Records to use
····················

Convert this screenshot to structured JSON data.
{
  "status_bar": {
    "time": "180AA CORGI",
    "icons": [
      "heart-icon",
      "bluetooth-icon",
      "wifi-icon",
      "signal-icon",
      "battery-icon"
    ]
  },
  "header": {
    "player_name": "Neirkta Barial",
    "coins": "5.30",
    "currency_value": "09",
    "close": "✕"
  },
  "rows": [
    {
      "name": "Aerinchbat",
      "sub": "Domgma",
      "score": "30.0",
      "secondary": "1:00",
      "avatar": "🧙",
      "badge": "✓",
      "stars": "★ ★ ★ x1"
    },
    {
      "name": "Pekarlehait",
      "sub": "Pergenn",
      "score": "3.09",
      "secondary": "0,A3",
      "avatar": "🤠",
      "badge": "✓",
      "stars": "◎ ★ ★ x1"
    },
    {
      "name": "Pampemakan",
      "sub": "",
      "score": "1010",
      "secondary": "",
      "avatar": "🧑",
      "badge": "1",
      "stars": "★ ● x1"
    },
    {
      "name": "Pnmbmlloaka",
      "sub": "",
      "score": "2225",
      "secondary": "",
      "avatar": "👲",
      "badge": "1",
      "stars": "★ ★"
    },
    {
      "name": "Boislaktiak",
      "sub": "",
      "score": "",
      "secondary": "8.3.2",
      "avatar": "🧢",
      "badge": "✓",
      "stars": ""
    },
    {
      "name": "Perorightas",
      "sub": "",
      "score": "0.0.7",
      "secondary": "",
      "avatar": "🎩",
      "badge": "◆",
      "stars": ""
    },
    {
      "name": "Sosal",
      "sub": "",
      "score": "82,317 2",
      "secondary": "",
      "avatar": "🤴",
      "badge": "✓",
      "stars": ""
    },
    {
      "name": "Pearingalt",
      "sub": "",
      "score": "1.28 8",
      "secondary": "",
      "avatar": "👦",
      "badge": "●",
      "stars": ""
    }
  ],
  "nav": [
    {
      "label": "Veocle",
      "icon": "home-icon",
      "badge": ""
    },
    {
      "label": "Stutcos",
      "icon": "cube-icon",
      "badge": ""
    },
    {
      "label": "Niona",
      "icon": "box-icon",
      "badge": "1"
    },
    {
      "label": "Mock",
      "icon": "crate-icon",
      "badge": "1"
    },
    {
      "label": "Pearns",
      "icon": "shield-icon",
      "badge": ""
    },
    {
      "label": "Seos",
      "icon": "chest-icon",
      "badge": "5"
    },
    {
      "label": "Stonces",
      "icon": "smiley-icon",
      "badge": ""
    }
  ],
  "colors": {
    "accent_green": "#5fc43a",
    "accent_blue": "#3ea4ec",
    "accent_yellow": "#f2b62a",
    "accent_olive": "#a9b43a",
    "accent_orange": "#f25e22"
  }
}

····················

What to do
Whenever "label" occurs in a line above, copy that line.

Response
      "label": "Veocle",
      "label": "Stutcos",
      "label": "Niona",
      "label": "Mock",
      "label": "Pearns",
      "label": "Seos",
      "label": "Stonces",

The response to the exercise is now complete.